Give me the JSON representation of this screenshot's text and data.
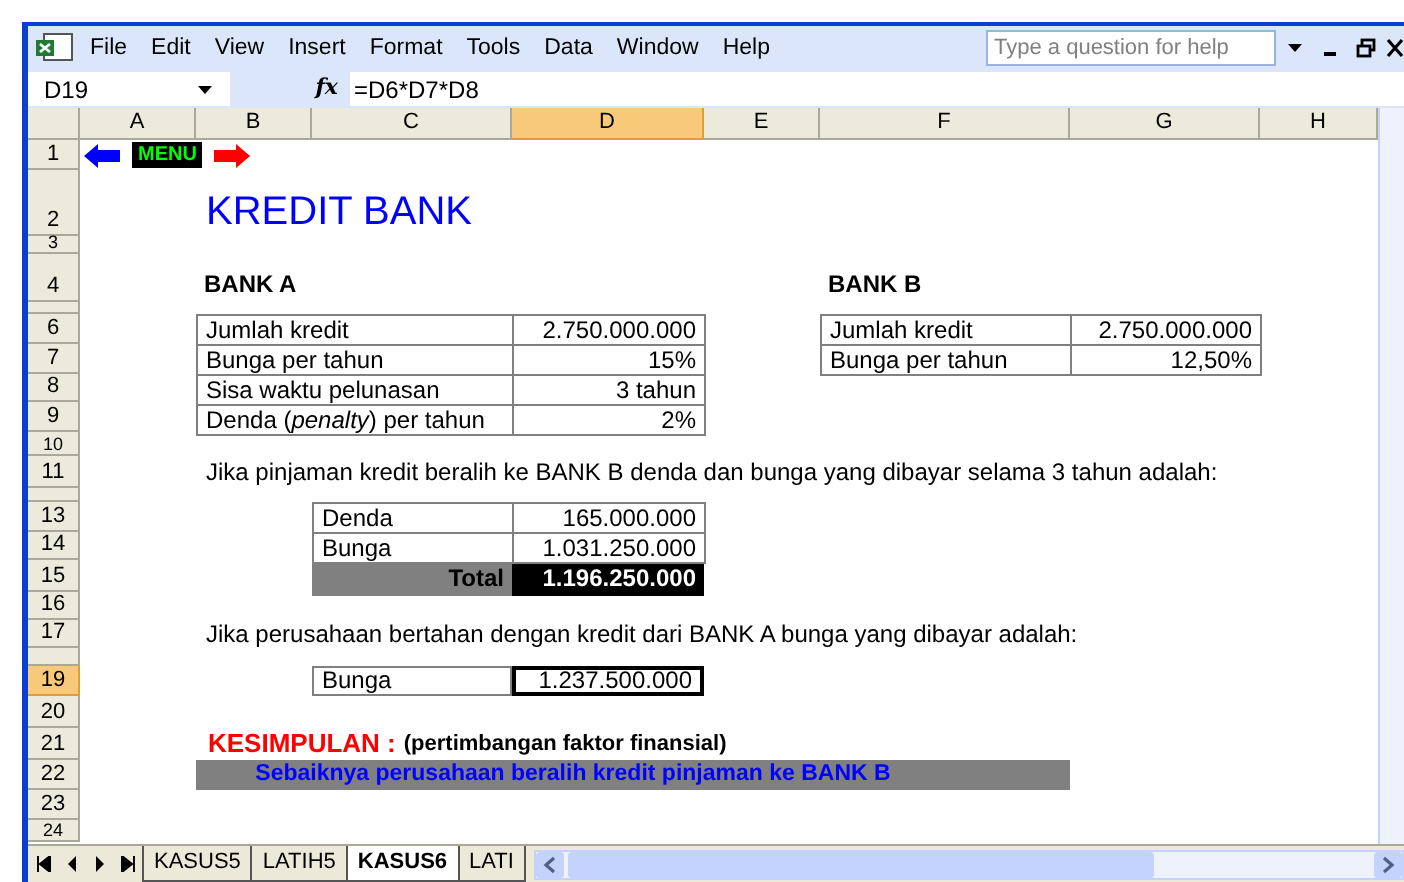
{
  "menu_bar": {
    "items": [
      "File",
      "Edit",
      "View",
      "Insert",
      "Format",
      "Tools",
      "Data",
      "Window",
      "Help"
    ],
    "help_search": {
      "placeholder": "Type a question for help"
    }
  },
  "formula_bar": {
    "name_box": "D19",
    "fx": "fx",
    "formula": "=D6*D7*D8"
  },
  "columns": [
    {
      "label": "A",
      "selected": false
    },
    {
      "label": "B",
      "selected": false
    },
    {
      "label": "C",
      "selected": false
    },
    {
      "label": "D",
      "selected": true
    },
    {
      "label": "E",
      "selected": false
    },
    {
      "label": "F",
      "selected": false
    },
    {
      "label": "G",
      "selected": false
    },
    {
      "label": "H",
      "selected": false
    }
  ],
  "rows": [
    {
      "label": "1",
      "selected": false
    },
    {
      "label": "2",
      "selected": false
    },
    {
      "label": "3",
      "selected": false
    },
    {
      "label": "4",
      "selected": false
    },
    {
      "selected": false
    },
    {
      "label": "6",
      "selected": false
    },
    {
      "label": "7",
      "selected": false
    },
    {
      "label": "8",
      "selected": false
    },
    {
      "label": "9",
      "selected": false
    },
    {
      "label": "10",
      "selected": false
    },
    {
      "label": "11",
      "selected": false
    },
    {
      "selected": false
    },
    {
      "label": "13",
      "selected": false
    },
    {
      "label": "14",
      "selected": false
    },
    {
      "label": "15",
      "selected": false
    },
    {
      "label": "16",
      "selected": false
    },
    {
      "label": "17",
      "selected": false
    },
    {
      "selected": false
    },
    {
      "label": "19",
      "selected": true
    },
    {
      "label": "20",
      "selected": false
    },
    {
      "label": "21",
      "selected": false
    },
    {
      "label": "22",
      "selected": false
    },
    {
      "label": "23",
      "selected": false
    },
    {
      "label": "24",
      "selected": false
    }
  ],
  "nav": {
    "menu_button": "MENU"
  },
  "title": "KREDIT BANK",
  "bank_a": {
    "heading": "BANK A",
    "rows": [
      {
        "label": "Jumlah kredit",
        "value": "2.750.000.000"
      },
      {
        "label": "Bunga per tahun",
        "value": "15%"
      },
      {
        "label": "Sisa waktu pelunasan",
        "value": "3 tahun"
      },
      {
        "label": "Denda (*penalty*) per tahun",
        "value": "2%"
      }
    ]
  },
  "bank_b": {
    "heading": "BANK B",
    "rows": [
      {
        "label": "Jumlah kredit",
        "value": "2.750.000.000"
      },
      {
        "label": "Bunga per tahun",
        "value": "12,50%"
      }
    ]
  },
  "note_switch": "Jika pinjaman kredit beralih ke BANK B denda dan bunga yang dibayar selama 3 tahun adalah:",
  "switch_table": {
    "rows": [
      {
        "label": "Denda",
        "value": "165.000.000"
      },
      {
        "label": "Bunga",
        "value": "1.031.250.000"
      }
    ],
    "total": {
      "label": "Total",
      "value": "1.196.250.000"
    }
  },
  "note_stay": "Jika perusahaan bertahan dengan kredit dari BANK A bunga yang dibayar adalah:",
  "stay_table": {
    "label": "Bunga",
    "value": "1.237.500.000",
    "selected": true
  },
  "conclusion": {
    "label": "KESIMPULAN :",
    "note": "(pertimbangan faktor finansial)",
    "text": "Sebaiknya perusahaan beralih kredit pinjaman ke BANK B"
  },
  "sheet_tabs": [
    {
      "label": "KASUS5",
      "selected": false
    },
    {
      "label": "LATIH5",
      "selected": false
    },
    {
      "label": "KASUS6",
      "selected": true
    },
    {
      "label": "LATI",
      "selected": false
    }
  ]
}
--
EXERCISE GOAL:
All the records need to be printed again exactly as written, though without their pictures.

TASK RESULT:
Give me the JSON representation of this screenshot's text and data.
{
  "menu_bar": {
    "items": [
      "File",
      "Edit",
      "View",
      "Insert",
      "Format",
      "Tools",
      "Data",
      "Window",
      "Help"
    ],
    "help_search": {
      "placeholder": "Type a question for help"
    }
  },
  "formula_bar": {
    "name_box": "D19",
    "fx": "fx",
    "formula": "=D6*D7*D8"
  },
  "columns": [
    {
      "label": "A",
      "selected": false
    },
    {
      "label": "B",
      "selected": false
    },
    {
      "label": "C",
      "selected": false
    },
    {
      "label": "D",
      "selected": true
    },
    {
      "label": "E",
      "selected": false
    },
    {
      "label": "F",
      "selected": false
    },
    {
      "label": "G",
      "selected": false
    },
    {
      "label": "H",
      "selected": false
    }
  ],
  "rows": [
    {
      "label": "1",
      "selected": false
    },
    {
      "label": "2",
      "selected": false
    },
    {
      "label": "3",
      "selected": false
    },
    {
      "label": "4",
      "selected": false
    },
    {
      "selected": false
    },
    {
      "label": "6",
      "selected": false
    },
    {
      "label": "7",
      "selected": false
    },
    {
      "label": "8",
      "selected": false
    },
    {
      "label": "9",
      "selected": false
    },
    {
      "label": "10",
      "selected": false
    },
    {
      "label": "11",
      "selected": false
    },
    {
      "selected": false
    },
    {
      "label": "13",
      "selected": false
    },
    {
      "label": "14",
      "selected": false
    },
    {
      "label": "15",
      "selected": false
    },
    {
      "label": "16",
      "selected": false
    },
    {
      "label": "17",
      "selected": false
    },
    {
      "selected": false
    },
    {
      "label": "19",
      "selected": true
    },
    {
      "label": "20",
      "selected": false
    },
    {
      "label": "21",
      "selected": false
    },
    {
      "label": "22",
      "selected": false
    },
    {
      "label": "23",
      "selected": false
    },
    {
      "label": "24",
      "selected": false
    }
  ],
  "nav": {
    "menu_button": "MENU"
  },
  "title": "KREDIT BANK",
  "bank_a": {
    "heading": "BANK A",
    "rows": [
      {
        "label": "Jumlah kredit",
        "value": "2.750.000.000"
      },
      {
        "label": "Bunga per tahun",
        "value": "15%"
      },
      {
        "label": "Sisa waktu pelunasan",
        "value": "3 tahun"
      },
      {
        "label": "Denda (*penalty*) per tahun",
        "value": "2%"
      }
    ]
  },
  "bank_b": {
    "heading": "BANK B",
    "rows": [
      {
        "label": "Jumlah kredit",
        "value": "2.750.000.000"
      },
      {
        "label": "Bunga per tahun",
        "value": "12,50%"
      }
    ]
  },
  "note_switch": "Jika pinjaman kredit beralih ke BANK B denda dan bunga yang dibayar selama 3 tahun adalah:",
  "switch_table": {
    "rows": [
      {
        "label": "Denda",
        "value": "165.000.000"
      },
      {
        "label": "Bunga",
        "value": "1.031.250.000"
      }
    ],
    "total": {
      "label": "Total",
      "value": "1.196.250.000"
    }
  },
  "note_stay": "Jika perusahaan bertahan dengan kredit dari BANK A bunga yang dibayar adalah:",
  "stay_table": {
    "label": "Bunga",
    "value": "1.237.500.000",
    "selected": true
  },
  "conclusion": {
    "label": "KESIMPULAN :",
    "note": "(pertimbangan faktor finansial)",
    "text": "Sebaiknya perusahaan beralih kredit pinjaman ke BANK B"
  },
  "sheet_tabs": [
    {
      "label": "KASUS5",
      "selected": false
    },
    {
      "label": "LATIH5",
      "selected": false
    },
    {
      "label": "KASUS6",
      "selected": true
    },
    {
      "label": "LATI",
      "selected": false
    }
  ]
}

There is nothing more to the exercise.